§ Problem
Going through the entries below, work out how many lines have the string "help" in them. Give the number and nothing more.

§ Extracted entries
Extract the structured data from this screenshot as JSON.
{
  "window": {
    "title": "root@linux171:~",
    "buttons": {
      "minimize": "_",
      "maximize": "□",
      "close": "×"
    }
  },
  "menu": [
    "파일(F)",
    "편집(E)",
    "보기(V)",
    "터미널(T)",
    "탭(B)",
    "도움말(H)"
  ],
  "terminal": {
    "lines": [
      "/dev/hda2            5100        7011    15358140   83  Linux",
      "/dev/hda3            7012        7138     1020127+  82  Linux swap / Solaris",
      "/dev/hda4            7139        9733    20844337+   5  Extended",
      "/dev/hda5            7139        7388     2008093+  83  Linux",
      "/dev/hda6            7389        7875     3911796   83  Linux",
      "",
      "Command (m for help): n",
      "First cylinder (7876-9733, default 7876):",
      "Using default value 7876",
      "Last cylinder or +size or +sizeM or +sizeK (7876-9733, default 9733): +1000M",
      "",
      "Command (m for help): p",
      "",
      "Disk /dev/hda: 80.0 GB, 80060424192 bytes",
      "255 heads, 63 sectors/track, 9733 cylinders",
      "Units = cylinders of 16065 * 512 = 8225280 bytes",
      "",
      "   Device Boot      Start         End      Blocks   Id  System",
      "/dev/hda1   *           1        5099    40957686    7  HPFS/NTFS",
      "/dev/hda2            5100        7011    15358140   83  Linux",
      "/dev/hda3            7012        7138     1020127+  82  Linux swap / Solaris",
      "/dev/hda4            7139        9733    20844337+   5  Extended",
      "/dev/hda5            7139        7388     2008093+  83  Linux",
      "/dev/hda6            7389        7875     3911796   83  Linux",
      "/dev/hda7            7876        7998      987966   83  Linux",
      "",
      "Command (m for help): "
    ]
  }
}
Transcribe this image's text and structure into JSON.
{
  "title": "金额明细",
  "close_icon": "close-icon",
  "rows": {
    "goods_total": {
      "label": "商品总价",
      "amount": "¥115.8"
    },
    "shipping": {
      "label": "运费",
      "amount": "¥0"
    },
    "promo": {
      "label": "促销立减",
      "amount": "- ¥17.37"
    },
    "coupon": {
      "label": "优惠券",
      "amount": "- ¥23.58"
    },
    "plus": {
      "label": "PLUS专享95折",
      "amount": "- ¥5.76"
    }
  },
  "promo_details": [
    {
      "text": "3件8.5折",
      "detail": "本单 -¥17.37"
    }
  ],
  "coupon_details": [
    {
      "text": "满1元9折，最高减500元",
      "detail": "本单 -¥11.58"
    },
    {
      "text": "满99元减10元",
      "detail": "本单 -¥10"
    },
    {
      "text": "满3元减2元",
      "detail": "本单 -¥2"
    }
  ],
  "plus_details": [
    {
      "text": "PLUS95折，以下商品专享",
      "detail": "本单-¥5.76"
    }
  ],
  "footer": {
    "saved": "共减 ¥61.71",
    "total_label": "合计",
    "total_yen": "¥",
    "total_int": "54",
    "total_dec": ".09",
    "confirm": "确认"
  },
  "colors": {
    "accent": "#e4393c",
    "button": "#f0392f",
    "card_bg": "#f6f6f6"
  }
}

§ Exercise solution
3